When I think about my maternal grandparents, who died in 1991 and 2000, and my stepfather, who died in 2018, it’s not sadness or loss that first hits me. Instead, I remember laughter.
Humor has long been my personal “coping mechanism,” and I often tell people that sarcasm is my second language, but I come by this honestly. Everyone in my family, both blood and chosen, responds with witty comebacks or painful puns, or just bad jokes whenever things are getting tense. Even my husband knows that the best way to shake me out of a gloomy mood is to make me laugh, and I do the same for him.
With my grandmother, we had two running gags.
At some point, one of my cousins said that my grandmother, who had osteoporosis as well as arthritis and developed a hunch and gnarled fingers as she entered her last decade of life, looked like the character of Yoda from Star Wars. My mother and the rest of the cousins thought it was hilarious, but Grandma herself didn’t understand the joke. We explained to her that Yoda was known for age and wisdom and was the object of great respect.
Thinking of her as the beloved muppet character helped us handle her increasing dementia. “Well of course Yoda can’t remember which name goes with which person. Think how many padawan’s they’ve taught.”
The other running joke was “our favorite game of hide-and-seek,” also known as “where did Grandma leave her dentures?” To be fair, this game had been going on long before her mind began to falter. I’ve been told there was a time when I was a toddler when they found her false teeth frozen into the dog’s outside water bowl, where they’d fallen from her sleeve. (Grandma was big on wrapping her teeth in tissue and shoving them up her sleeve. She was not fond of actually wearing them.) She won the game in the end, though. Long after her death, after she was cremated and I’d moved from California to Texas, I found a box marked “Knitting.” Inside, I found my grandmother’s knitting bag, and inside that – you guessed it! – her dentures.
Humor with my grandfather was different, mostly because he was the storyteller, the jokester. His timing was excellent (as you’d expect from a technical writer and hobbyist tinkerer), but mostly his stories were full of humor. A rare war story he told us once, involved the fact that margarine was being tested on soldiers during World War II. “It was great,” he said. “Looked good. Tasted good. There was one small problem: it didn’t melt.” He then regaled us with all the ways he and his buddies attempted to make it melt.
His mind was sharp until the moment he died, and he’d called me about a week before his death just to tell me stories and hear me laugh.
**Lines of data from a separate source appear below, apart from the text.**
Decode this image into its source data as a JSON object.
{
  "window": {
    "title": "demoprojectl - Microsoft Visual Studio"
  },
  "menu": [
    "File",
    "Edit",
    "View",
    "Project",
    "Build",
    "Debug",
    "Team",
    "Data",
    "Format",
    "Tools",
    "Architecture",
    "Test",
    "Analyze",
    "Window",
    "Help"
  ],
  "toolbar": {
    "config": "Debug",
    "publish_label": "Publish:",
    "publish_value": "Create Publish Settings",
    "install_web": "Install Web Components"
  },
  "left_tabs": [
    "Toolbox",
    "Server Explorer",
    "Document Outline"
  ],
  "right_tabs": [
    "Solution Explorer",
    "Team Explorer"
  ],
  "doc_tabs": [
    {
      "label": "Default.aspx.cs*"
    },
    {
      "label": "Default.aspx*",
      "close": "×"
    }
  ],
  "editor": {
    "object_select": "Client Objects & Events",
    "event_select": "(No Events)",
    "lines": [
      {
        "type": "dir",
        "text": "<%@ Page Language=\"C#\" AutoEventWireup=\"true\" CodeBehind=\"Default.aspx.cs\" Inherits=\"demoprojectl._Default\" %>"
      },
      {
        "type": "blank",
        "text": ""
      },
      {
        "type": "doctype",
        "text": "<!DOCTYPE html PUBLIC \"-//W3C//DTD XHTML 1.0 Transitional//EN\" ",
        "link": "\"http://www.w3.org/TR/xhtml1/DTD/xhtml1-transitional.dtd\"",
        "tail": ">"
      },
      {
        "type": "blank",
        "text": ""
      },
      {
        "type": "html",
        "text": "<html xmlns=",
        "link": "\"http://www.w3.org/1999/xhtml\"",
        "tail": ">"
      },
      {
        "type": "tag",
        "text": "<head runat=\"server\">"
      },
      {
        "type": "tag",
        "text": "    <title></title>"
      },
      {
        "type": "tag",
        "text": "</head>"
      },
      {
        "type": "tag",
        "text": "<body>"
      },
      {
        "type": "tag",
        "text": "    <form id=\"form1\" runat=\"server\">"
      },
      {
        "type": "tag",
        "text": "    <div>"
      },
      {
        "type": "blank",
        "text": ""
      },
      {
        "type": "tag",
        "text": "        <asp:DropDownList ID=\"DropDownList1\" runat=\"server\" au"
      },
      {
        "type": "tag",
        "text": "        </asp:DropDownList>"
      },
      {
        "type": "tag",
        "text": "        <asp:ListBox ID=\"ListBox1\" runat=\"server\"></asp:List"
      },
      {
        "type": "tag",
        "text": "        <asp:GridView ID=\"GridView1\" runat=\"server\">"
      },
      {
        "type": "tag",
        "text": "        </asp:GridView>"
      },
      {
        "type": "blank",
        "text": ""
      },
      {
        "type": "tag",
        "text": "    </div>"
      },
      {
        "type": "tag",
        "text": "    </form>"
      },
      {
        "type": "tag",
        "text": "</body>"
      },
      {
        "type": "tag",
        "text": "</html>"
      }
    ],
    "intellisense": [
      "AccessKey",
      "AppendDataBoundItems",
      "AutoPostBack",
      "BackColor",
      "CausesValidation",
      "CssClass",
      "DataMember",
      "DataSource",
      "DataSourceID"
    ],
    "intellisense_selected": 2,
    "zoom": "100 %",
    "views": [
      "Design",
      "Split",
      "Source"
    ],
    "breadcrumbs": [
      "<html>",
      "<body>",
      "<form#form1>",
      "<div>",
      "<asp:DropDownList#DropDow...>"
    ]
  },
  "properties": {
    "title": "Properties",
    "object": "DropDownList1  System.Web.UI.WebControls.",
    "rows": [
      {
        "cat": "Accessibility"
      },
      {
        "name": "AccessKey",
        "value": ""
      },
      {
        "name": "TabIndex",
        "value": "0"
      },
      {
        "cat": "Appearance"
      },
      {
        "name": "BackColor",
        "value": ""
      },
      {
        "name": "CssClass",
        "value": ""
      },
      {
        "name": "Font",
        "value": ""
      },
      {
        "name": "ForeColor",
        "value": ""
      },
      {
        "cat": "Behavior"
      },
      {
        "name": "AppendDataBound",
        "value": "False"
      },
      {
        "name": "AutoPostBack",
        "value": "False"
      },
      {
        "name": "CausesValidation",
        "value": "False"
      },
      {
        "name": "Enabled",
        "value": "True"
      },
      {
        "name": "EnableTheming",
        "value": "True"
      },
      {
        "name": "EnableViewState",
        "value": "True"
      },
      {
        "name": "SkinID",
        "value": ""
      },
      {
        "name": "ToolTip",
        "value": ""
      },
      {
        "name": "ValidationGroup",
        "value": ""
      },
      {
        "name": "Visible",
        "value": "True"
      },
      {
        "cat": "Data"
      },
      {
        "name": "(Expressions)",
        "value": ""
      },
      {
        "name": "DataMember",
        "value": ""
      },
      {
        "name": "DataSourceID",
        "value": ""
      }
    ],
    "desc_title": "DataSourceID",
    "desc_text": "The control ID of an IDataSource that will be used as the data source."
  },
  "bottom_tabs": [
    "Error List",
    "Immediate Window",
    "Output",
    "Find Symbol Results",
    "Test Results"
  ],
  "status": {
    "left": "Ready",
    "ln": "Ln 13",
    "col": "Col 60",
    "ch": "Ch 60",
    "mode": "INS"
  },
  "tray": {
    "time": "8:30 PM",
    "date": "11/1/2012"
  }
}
With my stepfather, humor defined our entire relationship. I was twelve when my mother married him, and he invaded our all-female lifestyle. I was prickly and untrusting (see above: I was twelve), but he was patient with me, largely because whenever he was angry about something, I would make him laugh.
Once, a couple of years after he joined the family, when I was at my most indignant teenaged self, I called him the worst thing I could think of calling an eco-conscious, vitamin-swilling man: “Ira,” I said, “you are an oil spill.” None of us remembers what prompted my outburst, but that name was brought up for decades after.
Later, when he was diagnosed with terminal multiple myeloma, I would tease him that he now had license to eat all the chocolate and take all the naps he ever wanted. He responded, “How is that new?”
Whether it was gentle teasing about there being better ways to get attention or trying to lessen the indignity of an older loved one needing help to change to use the bathroom, we joked. “You always did want someone else to hook your bra for you, didn’t you?” “Admit it, Grandma, buttons are just beneath your station in life.”
To us, all these things were funny, and they built upon layers and layers of affectionate teasing, but as each of these people in my life neared their final days, the humor became a salvation. When we couldn’t cry, we laughed. When we were so angry at situations (not enough nursing staff, doctors that wouldn’t listen) that we wanted to spit nails, we found the funny in the situation.
And even as we remember them – as I remember them – my tears are inevitably tempered by the memory of something amusing, and a smile pushes through.
There was a feature in the old Reader’s Digest magazines that my grandparents loved: “Laughter is the best medicine.”
The Reader’s Digest was right.